The tremendous changes that have swept central and eastern Europe underscore the CSCE's effectiveness in advancing the goal of universal compliance with the Helsinki accords. At their meeting in Paris last November, CSCE members welcomed the emergence of a new transatlantic partnership of nations based on a mutual commitment to upholding human rights and the rule of law. In signing the Charter of Paris for a New Europe, members added to existing CSCE principles new and sweeping commitments to political pluralism, free elections, free enterprise, and the rule of law. New CSCE institutions established at the Paris summit -- such as the Office for Free Elections in Warsaw, the CSCE Secretariat in Prague, and the Conflict Prevention Center in Vienna -- strengthen the CSCE's ability to help consolidate and to build upon recent gains. The United States encouraged and welcomed these developments as evidence that the CSCE can serve not only as a catalyst for change but also itself change to reflect the demands of an evolving Europe.

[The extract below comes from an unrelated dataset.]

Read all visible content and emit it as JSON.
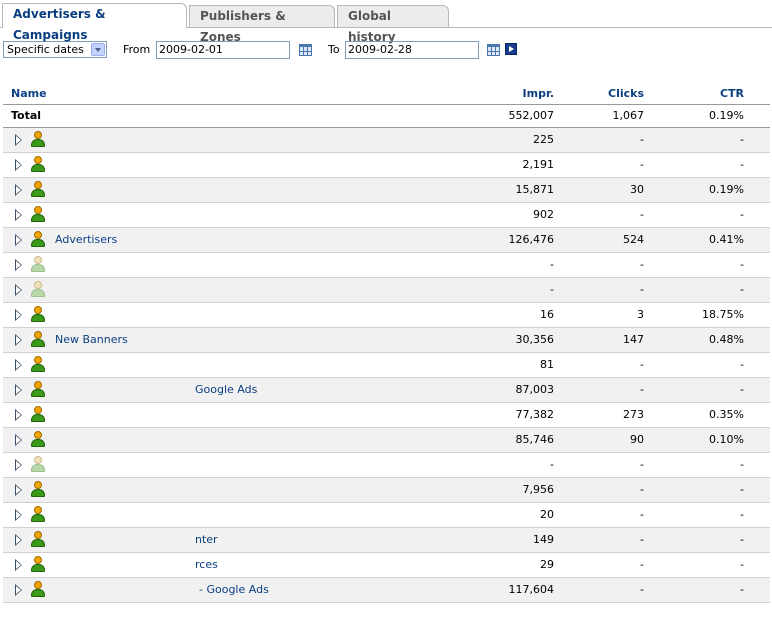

During the June meeting of CSCE foreign ministers in Berlin, the Conference endorsed the report of the Valletta Meeting on the Peaceful Settlement of Disputes and agreed to designate the Conflict Prevention Center in Vienna as the nominating institution to help settle disputes. Members also agreed on a mechanism for holding emergency official-level meetings of the CSCE, which has first been called into action in the current Yugoslav crisis.
As the Yugoslav crisis demonstrates, major challenges remain. The United States will continue to suggest that the CSCE strengthen its capacity to address the political sources of conflict. One area of special concern to us is the persecution of ethnic minorities. Ethnic tensions in Europe provide a solemn and urgent reminder that we still have much work to do in achieving universal compliance with both the letter and the spirit of the Helsinki accords. The United States has sought to lead other member-states in exploring ways that the CSCE can help reduce those tensions and fulfill the promise of a Europe that is whole and free, and at peace with itself.
As an expression of the special importance that the United States continues to attach to the CSCE in a changing Europe, the Congress, by House Joint Resolution 264, has designated August 1, 1991, as ``Helsinki Human Rights Day'' and has authorized and requested the President to issue a proclamation in observance of this day.
Now, Therefore, I, George Bush, President of the United States of America, do hereby proclaim August 1, 1991, as Helsinki Human Rights Day and reaffirm the United States dedication to the principles of human dignity and freedom -- principles that are enshrined in the Helsinki Final Act. As we Americans observe this day with appropriate programs, ceremonies, and activities, let us call on all signatories of the Final Act to fulfill their obligation to respect the rights and dignity of all their citizens.
In Witness Whereof, I have hereunto set my hand this thirty-first day of July, in the year of our Lord nineteen hundred and ninety-one, and of the Independence of the United States of America the two hundred and sixteenth.
[Filed with the Office of the Federal Register, 10:37 a.m., August 1, 1991]
Note: The proclamation was released by the Office of the Press Secretary on August 1, and published on August 6.